Web page and app entries:
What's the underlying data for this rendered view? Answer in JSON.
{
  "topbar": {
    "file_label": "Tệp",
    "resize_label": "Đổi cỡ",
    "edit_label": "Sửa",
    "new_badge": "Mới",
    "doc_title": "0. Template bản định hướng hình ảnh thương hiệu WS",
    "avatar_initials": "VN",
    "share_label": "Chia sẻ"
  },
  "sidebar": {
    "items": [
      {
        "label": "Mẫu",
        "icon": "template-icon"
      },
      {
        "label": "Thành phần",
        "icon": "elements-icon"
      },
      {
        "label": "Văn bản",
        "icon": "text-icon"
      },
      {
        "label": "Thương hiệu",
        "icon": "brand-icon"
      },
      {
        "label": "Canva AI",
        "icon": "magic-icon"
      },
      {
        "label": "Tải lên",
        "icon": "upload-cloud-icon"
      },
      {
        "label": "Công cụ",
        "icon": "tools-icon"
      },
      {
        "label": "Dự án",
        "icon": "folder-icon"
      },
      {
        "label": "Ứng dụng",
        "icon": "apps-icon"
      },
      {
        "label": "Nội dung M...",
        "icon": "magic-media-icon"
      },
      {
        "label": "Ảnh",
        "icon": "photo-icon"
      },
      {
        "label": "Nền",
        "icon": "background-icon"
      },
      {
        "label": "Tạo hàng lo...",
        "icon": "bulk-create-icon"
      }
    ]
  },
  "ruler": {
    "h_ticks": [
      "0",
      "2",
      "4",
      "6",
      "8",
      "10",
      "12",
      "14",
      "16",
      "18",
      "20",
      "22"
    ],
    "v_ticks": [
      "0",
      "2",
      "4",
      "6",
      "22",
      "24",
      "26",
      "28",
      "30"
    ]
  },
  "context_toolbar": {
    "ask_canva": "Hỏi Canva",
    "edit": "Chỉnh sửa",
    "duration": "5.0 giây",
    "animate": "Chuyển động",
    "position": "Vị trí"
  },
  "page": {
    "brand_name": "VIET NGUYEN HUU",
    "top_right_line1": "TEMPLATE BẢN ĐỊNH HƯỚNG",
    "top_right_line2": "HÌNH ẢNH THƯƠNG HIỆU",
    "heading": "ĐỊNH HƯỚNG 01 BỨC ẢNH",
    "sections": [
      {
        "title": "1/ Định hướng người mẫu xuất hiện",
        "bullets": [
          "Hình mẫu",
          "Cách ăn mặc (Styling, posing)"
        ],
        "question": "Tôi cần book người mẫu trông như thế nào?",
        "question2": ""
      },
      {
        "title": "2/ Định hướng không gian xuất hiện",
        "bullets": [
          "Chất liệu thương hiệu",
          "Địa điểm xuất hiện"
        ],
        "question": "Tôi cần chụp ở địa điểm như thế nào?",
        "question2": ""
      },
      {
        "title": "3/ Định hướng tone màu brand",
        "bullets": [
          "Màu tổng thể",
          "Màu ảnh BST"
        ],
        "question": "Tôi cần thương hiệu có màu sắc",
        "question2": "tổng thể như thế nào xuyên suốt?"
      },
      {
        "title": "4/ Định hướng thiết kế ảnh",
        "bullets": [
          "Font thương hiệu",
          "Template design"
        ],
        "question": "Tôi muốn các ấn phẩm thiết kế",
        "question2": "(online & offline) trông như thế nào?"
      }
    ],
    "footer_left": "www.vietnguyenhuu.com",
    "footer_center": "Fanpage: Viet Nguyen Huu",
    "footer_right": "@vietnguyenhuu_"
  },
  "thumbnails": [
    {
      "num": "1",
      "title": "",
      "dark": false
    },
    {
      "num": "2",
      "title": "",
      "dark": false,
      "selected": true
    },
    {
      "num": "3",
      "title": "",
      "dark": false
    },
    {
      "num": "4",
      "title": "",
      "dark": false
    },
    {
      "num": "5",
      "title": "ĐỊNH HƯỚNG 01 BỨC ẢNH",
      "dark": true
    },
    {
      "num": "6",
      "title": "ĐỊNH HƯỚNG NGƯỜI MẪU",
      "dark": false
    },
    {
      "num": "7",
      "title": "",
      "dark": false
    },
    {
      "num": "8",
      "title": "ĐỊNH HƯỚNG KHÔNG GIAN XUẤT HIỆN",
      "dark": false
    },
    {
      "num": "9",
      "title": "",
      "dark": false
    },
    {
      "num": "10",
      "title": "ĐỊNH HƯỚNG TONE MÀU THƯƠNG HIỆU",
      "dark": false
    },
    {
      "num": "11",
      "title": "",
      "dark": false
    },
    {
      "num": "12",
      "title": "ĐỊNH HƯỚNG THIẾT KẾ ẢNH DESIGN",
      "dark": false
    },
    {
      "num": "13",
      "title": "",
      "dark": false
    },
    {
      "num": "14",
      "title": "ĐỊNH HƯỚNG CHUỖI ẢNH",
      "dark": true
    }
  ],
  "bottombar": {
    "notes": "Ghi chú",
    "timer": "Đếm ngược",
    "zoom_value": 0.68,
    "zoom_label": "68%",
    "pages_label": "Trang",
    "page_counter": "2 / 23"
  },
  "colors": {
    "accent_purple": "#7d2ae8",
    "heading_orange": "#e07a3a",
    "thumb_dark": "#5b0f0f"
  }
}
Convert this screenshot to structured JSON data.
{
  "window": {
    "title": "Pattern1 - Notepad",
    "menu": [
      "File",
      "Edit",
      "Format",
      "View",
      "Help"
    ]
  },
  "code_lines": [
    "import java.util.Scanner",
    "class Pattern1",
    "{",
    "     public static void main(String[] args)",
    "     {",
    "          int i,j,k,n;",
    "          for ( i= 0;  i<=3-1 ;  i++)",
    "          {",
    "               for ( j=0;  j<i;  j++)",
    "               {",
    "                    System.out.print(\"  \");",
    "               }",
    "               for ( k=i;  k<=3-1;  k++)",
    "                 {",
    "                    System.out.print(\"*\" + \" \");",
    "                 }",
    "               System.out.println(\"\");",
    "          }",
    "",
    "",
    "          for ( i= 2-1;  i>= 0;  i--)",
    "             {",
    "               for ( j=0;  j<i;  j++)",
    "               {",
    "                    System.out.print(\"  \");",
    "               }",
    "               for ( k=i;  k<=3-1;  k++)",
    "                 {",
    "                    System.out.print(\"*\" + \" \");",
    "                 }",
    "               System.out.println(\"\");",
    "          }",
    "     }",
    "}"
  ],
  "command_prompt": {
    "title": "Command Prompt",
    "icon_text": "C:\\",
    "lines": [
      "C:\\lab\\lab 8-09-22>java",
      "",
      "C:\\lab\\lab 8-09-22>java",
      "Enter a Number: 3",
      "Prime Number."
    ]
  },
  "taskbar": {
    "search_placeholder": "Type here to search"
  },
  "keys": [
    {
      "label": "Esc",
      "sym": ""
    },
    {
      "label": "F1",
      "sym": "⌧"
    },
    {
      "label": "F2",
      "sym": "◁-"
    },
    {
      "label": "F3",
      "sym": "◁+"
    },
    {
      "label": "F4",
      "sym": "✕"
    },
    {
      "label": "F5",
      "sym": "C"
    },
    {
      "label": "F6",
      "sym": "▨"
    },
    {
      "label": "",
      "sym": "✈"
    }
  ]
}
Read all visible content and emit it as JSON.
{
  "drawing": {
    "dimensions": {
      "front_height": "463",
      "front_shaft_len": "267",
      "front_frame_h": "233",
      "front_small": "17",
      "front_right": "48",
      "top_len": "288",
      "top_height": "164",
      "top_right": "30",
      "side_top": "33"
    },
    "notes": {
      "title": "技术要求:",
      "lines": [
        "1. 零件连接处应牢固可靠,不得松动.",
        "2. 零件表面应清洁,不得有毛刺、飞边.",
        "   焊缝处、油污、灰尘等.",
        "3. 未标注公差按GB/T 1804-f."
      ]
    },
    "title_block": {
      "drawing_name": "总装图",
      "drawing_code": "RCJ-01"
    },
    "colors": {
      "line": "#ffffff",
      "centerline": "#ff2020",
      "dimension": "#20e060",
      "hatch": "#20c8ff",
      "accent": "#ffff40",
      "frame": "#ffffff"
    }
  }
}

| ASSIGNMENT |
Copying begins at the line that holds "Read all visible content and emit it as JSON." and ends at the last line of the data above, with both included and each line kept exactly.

| RESPONSE TO THE EXERCISE |
Read all visible content and emit it as JSON.
{
  "drawing": {
    "dimensions": {
      "front_height": "463",
      "front_shaft_len": "267",
      "front_frame_h": "233",
      "front_small": "17",
      "front_right": "48",
      "top_len": "288",
      "top_height": "164",
      "top_right": "30",
      "side_top": "33"
    },
    "notes": {
      "title": "技术要求:",
      "lines": [
        "1. 零件连接处应牢固可靠,不得松动.",
        "2. 零件表面应清洁,不得有毛刺、飞边.",
        "   焊缝处、油污、灰尘等.",
        "3. 未标注公差按GB/T 1804-f."
      ]
    },
    "title_block": {
      "drawing_name": "总装图",
      "drawing_code": "RCJ-01"
    },
    "colors": {
      "line": "#ffffff",
      "centerline": "#ff2020",
      "dimension": "#20e060",
      "hatch": "#20c8ff",
      "accent": "#ffff40",
      "frame": "#ffffff"
    }
  }
}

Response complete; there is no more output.